- DIRECTIONS
If a record holds a picture, leave the picture out and print everything else exactly.

*** Opening PROVIDED ENTRIES ***

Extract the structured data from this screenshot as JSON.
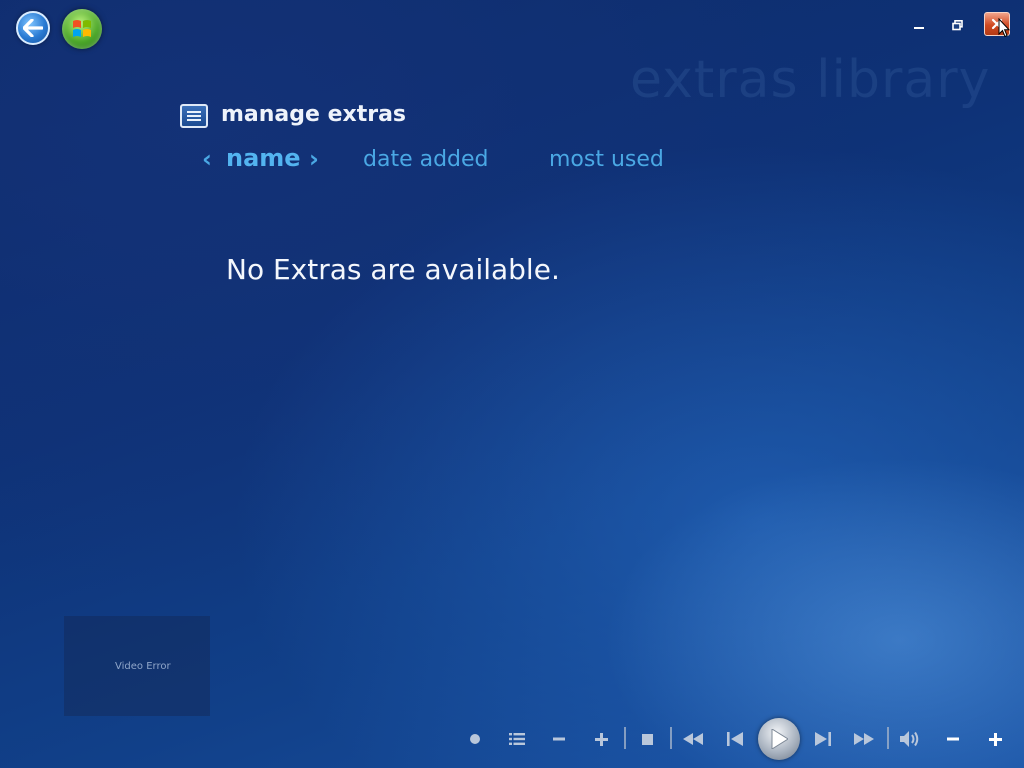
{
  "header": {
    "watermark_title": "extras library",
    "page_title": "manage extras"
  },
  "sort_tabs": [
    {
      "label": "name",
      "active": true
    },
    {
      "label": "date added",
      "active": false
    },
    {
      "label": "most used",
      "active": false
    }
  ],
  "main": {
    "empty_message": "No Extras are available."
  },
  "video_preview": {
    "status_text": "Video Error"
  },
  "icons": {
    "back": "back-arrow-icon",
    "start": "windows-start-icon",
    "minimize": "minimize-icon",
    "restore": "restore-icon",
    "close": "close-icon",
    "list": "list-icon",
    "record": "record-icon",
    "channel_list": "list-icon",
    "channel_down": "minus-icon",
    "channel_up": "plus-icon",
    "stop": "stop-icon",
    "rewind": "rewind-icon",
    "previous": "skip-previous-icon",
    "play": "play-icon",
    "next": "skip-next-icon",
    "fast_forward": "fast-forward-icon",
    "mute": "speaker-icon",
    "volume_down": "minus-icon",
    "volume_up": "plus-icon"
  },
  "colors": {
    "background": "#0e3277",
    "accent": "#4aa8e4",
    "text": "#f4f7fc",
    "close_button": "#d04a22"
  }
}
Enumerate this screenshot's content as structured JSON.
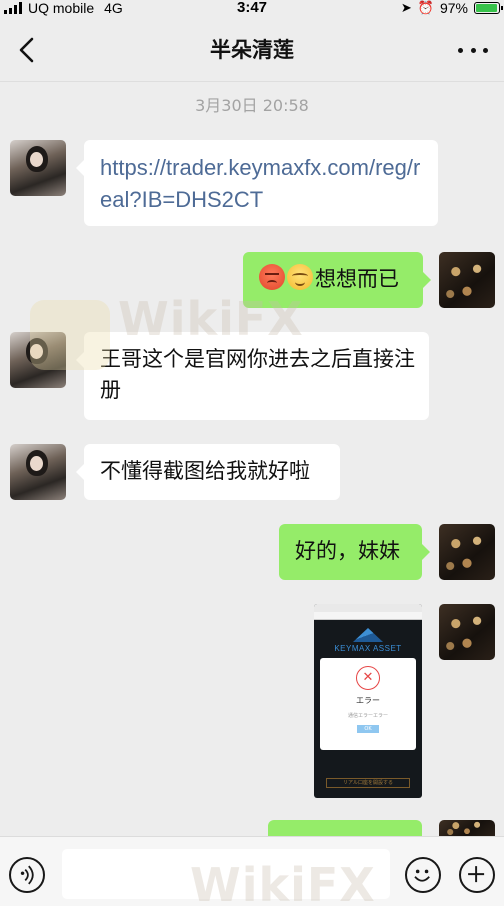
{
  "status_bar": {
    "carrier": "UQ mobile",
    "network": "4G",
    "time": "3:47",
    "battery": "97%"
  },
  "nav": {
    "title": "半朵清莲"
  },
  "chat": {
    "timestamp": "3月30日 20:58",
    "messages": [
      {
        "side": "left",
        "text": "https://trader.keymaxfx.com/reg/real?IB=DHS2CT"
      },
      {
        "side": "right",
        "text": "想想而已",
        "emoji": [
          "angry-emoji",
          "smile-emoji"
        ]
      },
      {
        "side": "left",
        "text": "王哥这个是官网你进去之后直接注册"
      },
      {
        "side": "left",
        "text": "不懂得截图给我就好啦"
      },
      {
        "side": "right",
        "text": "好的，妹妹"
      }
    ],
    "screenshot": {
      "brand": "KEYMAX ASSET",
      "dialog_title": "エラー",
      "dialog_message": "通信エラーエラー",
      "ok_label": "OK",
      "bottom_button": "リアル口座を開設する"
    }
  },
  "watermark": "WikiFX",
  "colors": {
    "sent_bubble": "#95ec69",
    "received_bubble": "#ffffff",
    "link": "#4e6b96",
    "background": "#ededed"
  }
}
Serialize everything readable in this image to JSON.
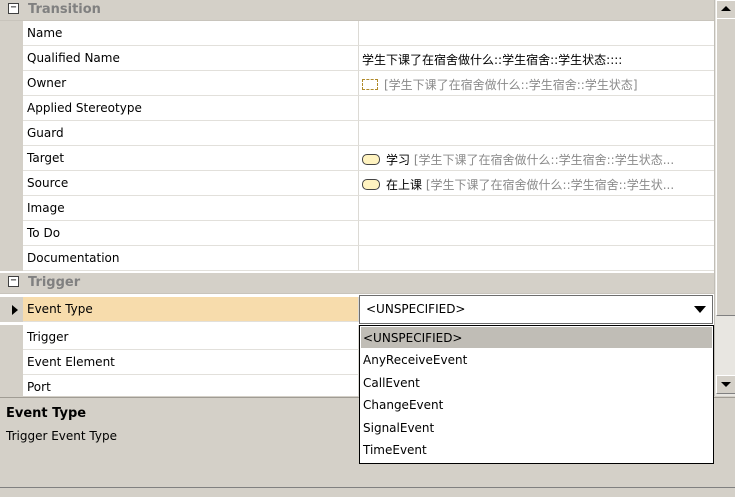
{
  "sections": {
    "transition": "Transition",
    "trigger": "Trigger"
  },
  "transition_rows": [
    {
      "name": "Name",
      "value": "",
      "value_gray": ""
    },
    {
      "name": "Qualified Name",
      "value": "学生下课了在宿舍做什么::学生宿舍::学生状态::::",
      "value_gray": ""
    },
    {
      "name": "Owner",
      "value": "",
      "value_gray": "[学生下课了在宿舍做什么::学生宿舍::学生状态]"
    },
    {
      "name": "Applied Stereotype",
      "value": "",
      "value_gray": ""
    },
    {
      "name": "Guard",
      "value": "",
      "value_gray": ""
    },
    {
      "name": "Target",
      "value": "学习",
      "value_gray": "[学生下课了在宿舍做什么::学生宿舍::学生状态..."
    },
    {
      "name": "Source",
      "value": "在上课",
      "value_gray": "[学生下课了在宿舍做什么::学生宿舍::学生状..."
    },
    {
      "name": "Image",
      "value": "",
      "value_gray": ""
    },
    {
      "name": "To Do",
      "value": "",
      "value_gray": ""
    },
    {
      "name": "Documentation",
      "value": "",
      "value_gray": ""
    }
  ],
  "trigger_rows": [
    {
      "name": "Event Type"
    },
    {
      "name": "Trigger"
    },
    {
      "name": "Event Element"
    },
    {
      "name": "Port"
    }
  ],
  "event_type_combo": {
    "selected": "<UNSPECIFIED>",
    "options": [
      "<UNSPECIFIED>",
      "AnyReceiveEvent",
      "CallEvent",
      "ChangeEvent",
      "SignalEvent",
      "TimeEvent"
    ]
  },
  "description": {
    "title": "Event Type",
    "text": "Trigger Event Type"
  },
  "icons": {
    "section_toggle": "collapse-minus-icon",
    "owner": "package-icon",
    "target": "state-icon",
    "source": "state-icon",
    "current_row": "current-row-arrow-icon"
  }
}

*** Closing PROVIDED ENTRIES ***

- ANSWER AREA
Extract the structured data from this screenshot as JSON.
{
  "header": {
    "watermark_title": "extras library",
    "page_title": "manage extras"
  },
  "sort_tabs": [
    {
      "label": "name",
      "active": true
    },
    {
      "label": "date added",
      "active": false
    },
    {
      "label": "most used",
      "active": false
    }
  ],
  "main": {
    "empty_message": "No Extras are available."
  },
  "video_preview": {
    "status_text": "Video Error"
  },
  "icons": {
    "back": "back-arrow-icon",
    "start": "windows-start-icon",
    "minimize": "minimize-icon",
    "restore": "restore-icon",
    "close": "close-icon",
    "list": "list-icon",
    "record": "record-icon",
    "channel_list": "list-icon",
    "channel_down": "minus-icon",
    "channel_up": "plus-icon",
    "stop": "stop-icon",
    "rewind": "rewind-icon",
    "previous": "skip-previous-icon",
    "play": "play-icon",
    "next": "skip-next-icon",
    "fast_forward": "fast-forward-icon",
    "mute": "speaker-icon",
    "volume_down": "minus-icon",
    "volume_up": "plus-icon"
  },
  "colors": {
    "background": "#0e3277",
    "accent": "#4aa8e4",
    "text": "#f4f7fc",
    "close_button": "#d04a22"
  }
}
Enumerate this screenshot's content as structured JSON.
{
  "status_bar": {
    "carrier": "UQ mobile",
    "network": "4G",
    "time": "3:47",
    "battery": "97%"
  },
  "nav": {
    "title": "半朵清莲"
  },
  "chat": {
    "timestamp": "3月30日 20:58",
    "messages": [
      {
        "side": "left",
        "text": "https://trader.keymaxfx.com/reg/real?IB=DHS2CT"
      },
      {
        "side": "right",
        "text": "想想而已",
        "emoji": [
          "angry-emoji",
          "smile-emoji"
        ]
      },
      {
        "side": "left",
        "text": "王哥这个是官网你进去之后直接注册"
      },
      {
        "side": "left",
        "text": "不懂得截图给我就好啦"
      },
      {
        "side": "right",
        "text": "好的，妹妹"
      }
    ],
    "screenshot": {
      "brand": "KEYMAX ASSET",
      "dialog_title": "エラー",
      "dialog_message": "通信エラーエラー",
      "ok_label": "OK",
      "bottom_button": "リアル口座を開設する"
    }
  },
  "watermark": "WikiFX",
  "colors": {
    "sent_bubble": "#95ec69",
    "received_bubble": "#ffffff",
    "link": "#4e6b96",
    "background": "#ededed"
  }
}
Serialize everything readable in this image to JSON.
{
  "sections": {
    "transition": "Transition",
    "trigger": "Trigger"
  },
  "transition_rows": [
    {
      "name": "Name",
      "value": "",
      "value_gray": ""
    },
    {
      "name": "Qualified Name",
      "value": "学生下课了在宿舍做什么::学生宿舍::学生状态::::",
      "value_gray": ""
    },
    {
      "name": "Owner",
      "value": "",
      "value_gray": "[学生下课了在宿舍做什么::学生宿舍::学生状态]"
    },
    {
      "name": "Applied Stereotype",
      "value": "",
      "value_gray": ""
    },
    {
      "name": "Guard",
      "value": "",
      "value_gray": ""
    },
    {
      "name": "Target",
      "value": "学习",
      "value_gray": "[学生下课了在宿舍做什么::学生宿舍::学生状态..."
    },
    {
      "name": "Source",
      "value": "在上课",
      "value_gray": "[学生下课了在宿舍做什么::学生宿舍::学生状..."
    },
    {
      "name": "Image",
      "value": "",
      "value_gray": ""
    },
    {
      "name": "To Do",
      "value": "",
      "value_gray": ""
    },
    {
      "name": "Documentation",
      "value": "",
      "value_gray": ""
    }
  ],
  "trigger_rows": [
    {
      "name": "Event Type"
    },
    {
      "name": "Trigger"
    },
    {
      "name": "Event Element"
    },
    {
      "name": "Port"
    }
  ],
  "event_type_combo": {
    "selected": "<UNSPECIFIED>",
    "options": [
      "<UNSPECIFIED>",
      "AnyReceiveEvent",
      "CallEvent",
      "ChangeEvent",
      "SignalEvent",
      "TimeEvent"
    ]
  },
  "description": {
    "title": "Event Type",
    "text": "Trigger Event Type"
  },
  "icons": {
    "section_toggle": "collapse-minus-icon",
    "owner": "package-icon",
    "target": "state-icon",
    "source": "state-icon",
    "current_row": "current-row-arrow-icon"
  }
}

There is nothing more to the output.